“Thanksgiving Day I had all Mr. Coit’s (the minister of Trinity Episcopal Church) family but Henry Coit and Lucy Ann’s family to dinner, ten besides your grand father and myself. We had a large roast turkey, a boiled turkey with oyster sauce, fricassee chicken with toast and white gravy, a variety of vegetables, apple and pumpkin pie. Snow Ball apples & grapes; to finish off, a strong cup of coffee. I wish you had been here. They seemed to enjoy it…”

 Fannie and husband, Frank had moved to Plattsburgh for good in 1863 and settled in the house to care for her ailing grandparents. With Betsey’s death in 1870, the Delord house now belonged solely to Fannie.   While there still were the social activities for family and friends that her grandmother cultivated, the focus of the house changed. Fannie became more involved in temperance activities and medical causes as well as other social activism. The addition on the back of the house became the Cumberland Bay Works where Fannie’s patented ointment Fanoline was produced. Fannie conducted her medical practice for the poor from the house and periodically soups and stews were prepared for the poor from the kitchen.

In 1969 Mrs. John B. Kelley wrote an account of pleasant evenings spent in Fannie’s home during the early part of the century:

“Catherine helped serve and Mrs. Hall told her to set the tea tray and silver service which had been buried in the garden before the British arrived. After the main course was served, the table was crumbed and two kinds of pie brought in. We were urged to take a piece of each! Then those plates were removed, and the table crumbed again and a mound of ice cream brought in! It was flavored by vanilla beans, not extract. Needless to say we suffered and warned our guest of the desserts each time we were invited for dinner.”


The Delord silver tea set

 After Fannie’s death in 1913, the house was bequeathed to Physician’s Hospital. However the hospital didn’t have the means to maintain the property nor a buyer to take it off their hands. Luckily for Plattsburgh, several women carefully cared for the property until they could convince someone to recognize it’s historic value.

 First there was Fannie’s faithful housekeeper, Catherine Dowling, who would continue to take care of the house for the next decade. Some say she would charge curious visitors 25¢ to show them the historic artifacts!

 Then there was Ada Beers, the executrix of Fannie’s will. Aware of the historical significance of the contents of Fannie’s estate, she went to court and succeeded in getting many of the provisions of the will overturned. Fannie had stated she wanted all the portraits, except that of her grandfather, and all the documents to be burned.

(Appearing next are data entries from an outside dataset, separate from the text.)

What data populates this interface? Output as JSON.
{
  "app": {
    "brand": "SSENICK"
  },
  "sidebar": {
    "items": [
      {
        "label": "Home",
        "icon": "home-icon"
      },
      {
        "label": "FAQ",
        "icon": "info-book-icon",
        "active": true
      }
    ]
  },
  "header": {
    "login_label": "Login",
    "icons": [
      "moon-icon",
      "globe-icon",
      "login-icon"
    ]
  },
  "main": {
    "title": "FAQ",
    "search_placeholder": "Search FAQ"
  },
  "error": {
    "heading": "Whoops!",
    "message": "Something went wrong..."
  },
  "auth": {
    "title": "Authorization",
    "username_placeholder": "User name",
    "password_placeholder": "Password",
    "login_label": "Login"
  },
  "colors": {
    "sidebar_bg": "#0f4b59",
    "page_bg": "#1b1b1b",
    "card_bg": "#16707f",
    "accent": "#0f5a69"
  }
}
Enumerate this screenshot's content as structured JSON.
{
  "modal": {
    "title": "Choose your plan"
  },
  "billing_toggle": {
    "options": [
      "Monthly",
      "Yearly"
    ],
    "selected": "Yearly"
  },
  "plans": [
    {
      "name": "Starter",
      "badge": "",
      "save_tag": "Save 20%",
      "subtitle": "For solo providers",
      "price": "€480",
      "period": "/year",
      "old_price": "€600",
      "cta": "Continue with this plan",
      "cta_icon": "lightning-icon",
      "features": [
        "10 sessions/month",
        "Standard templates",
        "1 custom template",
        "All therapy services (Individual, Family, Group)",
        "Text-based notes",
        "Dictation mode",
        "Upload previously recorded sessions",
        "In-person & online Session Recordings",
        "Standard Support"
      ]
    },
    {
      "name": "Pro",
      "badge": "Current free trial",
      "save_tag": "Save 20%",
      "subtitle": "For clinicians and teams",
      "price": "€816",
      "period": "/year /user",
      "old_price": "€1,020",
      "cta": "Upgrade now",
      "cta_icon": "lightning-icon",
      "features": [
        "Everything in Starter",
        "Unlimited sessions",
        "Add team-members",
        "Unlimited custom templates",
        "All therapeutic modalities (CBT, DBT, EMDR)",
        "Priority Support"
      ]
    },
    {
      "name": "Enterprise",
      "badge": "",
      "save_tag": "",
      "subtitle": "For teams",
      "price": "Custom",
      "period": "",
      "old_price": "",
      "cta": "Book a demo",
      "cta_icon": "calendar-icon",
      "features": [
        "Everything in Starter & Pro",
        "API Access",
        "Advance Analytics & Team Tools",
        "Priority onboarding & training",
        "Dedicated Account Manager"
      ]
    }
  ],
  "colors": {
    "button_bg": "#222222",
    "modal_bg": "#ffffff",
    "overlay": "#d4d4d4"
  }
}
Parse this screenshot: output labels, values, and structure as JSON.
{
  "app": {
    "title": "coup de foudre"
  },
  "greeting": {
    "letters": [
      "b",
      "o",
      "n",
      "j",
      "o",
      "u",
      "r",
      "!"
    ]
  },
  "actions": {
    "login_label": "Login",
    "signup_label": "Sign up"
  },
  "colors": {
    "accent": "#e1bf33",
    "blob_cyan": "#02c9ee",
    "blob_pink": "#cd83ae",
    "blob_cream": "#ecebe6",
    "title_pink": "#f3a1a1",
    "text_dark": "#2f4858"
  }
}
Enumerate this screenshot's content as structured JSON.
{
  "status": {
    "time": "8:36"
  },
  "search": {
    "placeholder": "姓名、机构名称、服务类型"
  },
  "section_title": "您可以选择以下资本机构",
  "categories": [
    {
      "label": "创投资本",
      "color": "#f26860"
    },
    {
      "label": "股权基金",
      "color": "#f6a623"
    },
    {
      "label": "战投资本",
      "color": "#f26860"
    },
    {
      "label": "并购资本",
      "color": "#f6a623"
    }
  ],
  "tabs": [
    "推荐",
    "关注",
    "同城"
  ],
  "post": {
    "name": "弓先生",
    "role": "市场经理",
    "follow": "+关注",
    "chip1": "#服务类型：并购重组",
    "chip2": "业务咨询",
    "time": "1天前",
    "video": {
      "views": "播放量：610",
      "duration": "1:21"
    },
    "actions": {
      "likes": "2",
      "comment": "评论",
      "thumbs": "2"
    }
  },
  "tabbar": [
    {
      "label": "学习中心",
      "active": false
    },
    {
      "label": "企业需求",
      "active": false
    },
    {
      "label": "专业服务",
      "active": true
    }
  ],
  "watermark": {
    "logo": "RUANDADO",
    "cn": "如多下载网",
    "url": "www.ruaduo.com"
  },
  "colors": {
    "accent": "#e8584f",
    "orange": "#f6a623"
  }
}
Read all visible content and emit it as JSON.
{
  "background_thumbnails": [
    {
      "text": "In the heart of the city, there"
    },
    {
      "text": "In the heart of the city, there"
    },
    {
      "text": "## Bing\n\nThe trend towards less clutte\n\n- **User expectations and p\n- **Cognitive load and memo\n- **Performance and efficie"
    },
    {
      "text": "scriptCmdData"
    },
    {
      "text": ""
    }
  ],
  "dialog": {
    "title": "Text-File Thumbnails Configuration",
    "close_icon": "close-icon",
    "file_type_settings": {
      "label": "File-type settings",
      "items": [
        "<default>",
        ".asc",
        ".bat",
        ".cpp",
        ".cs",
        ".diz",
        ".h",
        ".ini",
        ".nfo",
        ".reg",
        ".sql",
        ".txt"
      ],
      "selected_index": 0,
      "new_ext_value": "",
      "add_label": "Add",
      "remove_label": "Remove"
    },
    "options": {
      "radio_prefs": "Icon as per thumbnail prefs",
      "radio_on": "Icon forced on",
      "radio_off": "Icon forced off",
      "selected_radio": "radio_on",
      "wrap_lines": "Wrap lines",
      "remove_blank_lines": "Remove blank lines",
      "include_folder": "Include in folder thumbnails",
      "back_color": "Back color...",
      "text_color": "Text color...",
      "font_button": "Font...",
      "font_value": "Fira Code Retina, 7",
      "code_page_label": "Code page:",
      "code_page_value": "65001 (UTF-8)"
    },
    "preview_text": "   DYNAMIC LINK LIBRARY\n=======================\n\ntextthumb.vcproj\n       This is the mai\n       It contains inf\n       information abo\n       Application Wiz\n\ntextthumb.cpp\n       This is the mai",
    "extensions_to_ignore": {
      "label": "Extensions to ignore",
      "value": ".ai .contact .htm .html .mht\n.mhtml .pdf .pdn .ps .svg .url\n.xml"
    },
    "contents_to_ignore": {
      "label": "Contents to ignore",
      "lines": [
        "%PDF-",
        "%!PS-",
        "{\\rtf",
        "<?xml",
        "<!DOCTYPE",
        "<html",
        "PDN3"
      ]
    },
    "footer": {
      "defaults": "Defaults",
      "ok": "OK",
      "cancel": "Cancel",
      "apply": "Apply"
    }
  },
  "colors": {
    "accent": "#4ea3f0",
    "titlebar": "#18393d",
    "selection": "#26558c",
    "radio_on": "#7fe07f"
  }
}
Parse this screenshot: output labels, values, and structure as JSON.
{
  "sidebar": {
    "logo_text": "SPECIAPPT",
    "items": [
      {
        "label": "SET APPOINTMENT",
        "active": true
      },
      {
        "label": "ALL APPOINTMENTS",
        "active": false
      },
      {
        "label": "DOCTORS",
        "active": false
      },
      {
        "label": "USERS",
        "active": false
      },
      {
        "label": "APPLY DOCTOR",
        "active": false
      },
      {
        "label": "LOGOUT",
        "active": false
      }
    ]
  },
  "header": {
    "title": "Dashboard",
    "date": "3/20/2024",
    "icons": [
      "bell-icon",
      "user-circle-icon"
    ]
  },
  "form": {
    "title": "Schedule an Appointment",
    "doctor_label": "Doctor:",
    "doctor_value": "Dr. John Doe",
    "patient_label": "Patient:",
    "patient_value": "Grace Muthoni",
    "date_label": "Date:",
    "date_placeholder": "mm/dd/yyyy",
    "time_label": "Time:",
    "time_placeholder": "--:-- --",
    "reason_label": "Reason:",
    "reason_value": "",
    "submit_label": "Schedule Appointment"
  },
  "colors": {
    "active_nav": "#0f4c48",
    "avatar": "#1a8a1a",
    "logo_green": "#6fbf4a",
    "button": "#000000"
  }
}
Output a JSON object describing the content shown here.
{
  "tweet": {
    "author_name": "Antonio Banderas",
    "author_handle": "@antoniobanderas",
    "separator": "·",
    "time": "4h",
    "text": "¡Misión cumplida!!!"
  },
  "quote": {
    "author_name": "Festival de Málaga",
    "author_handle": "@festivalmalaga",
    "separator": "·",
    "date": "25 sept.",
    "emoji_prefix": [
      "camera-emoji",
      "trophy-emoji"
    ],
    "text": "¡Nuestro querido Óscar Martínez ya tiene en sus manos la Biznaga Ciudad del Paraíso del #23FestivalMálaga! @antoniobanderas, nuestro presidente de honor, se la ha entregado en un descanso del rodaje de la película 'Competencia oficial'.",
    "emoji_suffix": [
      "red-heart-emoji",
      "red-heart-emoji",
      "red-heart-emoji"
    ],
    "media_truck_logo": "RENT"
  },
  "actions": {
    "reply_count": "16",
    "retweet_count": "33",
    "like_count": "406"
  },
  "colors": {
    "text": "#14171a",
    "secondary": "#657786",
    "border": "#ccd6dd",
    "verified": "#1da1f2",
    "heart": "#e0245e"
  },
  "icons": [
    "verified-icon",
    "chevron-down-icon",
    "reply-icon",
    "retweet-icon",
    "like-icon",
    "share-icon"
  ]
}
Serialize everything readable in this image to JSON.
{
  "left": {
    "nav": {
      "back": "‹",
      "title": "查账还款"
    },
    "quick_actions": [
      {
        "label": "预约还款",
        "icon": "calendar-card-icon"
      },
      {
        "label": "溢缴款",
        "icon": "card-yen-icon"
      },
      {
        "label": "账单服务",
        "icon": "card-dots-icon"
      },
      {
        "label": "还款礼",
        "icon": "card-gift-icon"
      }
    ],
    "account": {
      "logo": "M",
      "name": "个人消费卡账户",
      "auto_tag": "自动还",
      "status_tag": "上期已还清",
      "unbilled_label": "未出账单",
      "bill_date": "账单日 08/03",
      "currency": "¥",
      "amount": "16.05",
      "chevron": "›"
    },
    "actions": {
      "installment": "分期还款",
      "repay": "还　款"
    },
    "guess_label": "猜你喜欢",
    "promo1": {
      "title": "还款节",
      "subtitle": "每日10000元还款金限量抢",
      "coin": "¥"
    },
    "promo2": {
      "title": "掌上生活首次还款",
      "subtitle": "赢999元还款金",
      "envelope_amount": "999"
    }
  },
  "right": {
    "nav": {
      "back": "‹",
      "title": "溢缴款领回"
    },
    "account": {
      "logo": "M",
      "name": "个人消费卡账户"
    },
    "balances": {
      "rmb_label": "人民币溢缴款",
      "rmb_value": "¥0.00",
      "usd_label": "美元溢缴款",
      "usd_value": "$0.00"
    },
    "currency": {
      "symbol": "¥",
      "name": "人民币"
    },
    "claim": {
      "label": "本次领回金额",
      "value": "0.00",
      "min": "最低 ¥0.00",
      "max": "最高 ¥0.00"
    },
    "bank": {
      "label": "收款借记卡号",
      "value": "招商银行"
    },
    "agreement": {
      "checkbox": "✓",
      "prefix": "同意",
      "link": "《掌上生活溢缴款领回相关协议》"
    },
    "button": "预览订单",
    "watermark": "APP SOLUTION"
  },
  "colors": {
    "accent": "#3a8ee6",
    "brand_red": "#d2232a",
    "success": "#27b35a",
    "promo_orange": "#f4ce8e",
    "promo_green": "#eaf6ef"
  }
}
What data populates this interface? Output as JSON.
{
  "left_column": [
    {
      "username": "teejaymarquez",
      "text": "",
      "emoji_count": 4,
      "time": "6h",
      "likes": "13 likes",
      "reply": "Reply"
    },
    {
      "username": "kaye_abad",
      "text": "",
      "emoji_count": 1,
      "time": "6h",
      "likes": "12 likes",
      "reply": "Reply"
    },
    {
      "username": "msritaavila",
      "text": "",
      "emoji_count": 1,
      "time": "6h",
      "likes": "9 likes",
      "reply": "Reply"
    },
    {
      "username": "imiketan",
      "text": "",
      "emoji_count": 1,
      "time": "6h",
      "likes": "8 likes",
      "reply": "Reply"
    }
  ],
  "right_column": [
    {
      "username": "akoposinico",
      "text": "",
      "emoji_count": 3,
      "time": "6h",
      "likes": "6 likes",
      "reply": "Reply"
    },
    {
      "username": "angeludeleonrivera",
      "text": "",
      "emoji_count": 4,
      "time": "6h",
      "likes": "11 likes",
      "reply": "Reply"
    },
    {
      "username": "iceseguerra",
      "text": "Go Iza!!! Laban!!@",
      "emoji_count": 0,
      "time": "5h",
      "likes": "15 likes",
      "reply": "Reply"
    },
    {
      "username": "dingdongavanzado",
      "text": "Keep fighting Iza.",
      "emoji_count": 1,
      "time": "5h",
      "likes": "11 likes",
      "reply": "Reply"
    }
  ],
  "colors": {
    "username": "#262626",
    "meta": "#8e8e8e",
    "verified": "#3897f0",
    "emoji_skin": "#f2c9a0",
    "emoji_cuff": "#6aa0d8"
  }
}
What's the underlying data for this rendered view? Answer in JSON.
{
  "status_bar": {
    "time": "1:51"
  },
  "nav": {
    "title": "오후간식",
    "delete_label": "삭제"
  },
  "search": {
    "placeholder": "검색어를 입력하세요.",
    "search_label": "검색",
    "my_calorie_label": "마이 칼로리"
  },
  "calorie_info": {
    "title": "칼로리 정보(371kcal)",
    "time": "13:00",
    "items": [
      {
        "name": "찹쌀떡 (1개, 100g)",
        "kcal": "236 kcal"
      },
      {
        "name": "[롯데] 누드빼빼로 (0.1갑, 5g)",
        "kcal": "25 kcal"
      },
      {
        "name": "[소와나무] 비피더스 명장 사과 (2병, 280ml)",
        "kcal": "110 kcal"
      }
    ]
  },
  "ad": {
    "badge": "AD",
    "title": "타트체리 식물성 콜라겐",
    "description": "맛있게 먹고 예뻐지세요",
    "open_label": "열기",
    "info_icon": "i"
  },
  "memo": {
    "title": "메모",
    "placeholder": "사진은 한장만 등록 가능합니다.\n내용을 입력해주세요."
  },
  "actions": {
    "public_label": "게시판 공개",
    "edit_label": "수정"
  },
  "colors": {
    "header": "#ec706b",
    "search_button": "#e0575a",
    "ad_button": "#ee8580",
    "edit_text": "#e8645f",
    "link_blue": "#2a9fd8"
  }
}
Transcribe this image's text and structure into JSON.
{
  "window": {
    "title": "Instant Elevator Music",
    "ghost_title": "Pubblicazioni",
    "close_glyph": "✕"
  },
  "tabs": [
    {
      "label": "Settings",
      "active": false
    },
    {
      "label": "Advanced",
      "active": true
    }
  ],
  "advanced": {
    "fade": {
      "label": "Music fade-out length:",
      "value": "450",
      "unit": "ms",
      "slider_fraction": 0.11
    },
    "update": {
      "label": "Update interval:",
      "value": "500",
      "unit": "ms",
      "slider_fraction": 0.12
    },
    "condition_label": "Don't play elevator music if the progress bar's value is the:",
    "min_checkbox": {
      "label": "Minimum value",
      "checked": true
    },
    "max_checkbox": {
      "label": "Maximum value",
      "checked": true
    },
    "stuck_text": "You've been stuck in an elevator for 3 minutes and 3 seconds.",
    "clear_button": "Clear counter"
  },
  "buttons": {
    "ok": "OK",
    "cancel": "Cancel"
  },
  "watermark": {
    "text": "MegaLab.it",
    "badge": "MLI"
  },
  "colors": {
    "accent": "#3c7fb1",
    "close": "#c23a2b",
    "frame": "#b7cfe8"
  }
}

Also all the “relics and curios” in the house were to be placed in the museum in Albany if Plattsburgh had not established a local museum within three years of her death.

 Finally there was Jeannette Brookings Tuttle. The Regent of the Saranac Chapter of the D.A.R. and historian, Jeannette worked tirelessly to alert the community of the value of the Delord house. She brought visiting doctors from the local hospitals to see Fannie’s medical books (especially a valuable copy of Dr. William Beaumont’s Medical Journal) and evidence of her medical practice. Local college and high school students were brought to the house to “see” the history of the area, including the officer’s mess chest from the Battle of Plattsburgh. Jeannette was dogged in her quest to get philanthropist, William Miner, to purchase the house and invest money in its restoration. Miner set up a Board of Trustees who then received a charter from the New York State Board of Regents. The Delord Mansion became the Kent-Delord House Museum in 1928.

 Thanks to these far-sighted individuals, the Delord house continues to be a centerpiece in Plattsburgh today. The hospitality and social awareness continues with the Museum’s mission to preserve and promote the historic and cultural contributions of the structure and the three generations of Delords, as well as the myriad of friends and visitors who passed through the front (and back) door. The stories are fascinating, funny, and sometimes tragic. I’m sure there are still more that we haven’t uncovered yet.

 Ahh, if only the walls could talk!!


The Kent-Delord House Museum – 2014